◆ Problem statement
Every line of the records that holds the word "Workbench" should be copied.

◆ Data in this exercise
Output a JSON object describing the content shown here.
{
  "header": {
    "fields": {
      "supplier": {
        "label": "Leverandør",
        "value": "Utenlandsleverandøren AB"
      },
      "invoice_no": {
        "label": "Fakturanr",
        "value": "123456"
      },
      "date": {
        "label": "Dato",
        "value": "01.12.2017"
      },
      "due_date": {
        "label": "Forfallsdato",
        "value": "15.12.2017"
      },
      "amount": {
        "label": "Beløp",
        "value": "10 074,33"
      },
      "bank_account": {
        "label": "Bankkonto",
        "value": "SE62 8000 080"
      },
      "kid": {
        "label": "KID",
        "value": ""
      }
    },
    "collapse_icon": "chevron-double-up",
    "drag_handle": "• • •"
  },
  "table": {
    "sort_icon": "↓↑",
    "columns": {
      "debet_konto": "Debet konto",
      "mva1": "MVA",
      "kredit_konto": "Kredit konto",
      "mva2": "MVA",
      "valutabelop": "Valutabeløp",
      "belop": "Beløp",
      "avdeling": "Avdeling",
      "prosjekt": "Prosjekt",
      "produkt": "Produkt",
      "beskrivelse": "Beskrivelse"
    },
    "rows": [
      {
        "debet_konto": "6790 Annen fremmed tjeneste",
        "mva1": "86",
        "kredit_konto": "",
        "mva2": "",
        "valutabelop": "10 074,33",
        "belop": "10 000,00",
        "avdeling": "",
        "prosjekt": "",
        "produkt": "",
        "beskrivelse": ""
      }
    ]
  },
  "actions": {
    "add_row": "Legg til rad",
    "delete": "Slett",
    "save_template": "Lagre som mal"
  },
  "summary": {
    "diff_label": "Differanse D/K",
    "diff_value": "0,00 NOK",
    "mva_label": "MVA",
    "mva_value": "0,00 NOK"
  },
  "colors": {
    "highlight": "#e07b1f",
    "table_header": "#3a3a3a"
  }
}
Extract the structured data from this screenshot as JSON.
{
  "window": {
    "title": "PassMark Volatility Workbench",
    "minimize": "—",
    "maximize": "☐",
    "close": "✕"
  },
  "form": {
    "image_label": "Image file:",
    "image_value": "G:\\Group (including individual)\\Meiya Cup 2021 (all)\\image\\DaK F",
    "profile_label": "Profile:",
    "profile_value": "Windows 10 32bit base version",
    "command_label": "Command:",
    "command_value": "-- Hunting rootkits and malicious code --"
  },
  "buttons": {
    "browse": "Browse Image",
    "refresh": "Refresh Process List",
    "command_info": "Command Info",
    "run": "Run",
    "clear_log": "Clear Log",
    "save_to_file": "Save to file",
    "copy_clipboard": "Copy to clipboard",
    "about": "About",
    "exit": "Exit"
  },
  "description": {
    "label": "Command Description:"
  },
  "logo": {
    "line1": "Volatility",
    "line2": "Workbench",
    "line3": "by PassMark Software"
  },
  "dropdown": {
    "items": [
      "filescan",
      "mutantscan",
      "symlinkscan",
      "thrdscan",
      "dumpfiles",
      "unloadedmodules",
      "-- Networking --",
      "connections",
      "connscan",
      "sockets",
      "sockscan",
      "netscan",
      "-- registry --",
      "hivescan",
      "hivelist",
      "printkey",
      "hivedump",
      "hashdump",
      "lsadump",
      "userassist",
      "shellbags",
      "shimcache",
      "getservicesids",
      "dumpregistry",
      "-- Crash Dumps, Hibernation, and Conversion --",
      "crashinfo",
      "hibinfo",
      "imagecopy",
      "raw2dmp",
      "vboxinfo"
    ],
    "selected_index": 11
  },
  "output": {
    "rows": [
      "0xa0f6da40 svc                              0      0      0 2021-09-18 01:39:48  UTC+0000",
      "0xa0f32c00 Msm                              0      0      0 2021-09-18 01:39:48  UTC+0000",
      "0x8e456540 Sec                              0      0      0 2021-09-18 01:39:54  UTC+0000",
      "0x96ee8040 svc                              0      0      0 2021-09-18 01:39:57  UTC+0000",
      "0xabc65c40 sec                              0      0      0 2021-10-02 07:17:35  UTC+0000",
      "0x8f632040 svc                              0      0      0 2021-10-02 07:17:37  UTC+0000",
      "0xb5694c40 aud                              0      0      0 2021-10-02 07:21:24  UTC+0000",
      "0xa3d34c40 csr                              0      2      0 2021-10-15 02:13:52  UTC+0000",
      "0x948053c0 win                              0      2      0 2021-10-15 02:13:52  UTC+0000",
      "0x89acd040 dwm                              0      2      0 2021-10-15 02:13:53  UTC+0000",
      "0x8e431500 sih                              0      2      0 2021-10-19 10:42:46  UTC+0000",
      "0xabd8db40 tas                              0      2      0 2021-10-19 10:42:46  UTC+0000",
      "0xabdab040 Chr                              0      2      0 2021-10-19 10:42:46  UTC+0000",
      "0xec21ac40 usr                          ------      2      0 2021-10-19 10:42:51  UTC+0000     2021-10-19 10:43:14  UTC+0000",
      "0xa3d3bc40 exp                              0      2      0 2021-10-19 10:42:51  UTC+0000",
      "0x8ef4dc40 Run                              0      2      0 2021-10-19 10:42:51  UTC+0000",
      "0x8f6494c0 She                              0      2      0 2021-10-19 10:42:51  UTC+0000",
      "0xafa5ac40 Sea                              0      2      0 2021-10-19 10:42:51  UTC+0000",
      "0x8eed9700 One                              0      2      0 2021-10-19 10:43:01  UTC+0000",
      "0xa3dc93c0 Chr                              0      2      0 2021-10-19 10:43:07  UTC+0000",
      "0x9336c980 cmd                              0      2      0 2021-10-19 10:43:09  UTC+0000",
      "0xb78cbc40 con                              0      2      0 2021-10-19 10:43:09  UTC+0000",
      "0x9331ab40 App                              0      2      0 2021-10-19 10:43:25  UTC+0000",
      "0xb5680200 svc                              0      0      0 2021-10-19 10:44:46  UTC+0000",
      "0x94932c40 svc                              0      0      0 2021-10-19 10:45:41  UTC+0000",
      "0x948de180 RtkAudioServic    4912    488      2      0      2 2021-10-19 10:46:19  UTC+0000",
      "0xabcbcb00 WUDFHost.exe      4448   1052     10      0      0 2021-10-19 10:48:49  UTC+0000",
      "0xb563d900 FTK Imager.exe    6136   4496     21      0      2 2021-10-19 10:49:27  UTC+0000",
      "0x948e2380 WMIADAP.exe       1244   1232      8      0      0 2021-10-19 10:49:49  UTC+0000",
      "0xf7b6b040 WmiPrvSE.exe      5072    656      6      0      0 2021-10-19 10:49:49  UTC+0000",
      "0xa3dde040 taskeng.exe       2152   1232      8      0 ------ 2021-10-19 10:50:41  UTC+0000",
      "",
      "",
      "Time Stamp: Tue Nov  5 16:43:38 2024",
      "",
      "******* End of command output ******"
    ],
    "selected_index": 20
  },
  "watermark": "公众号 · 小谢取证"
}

◆ Task response
    "title": "PassMark Volatility Workbench",
    "line2": "Workbench",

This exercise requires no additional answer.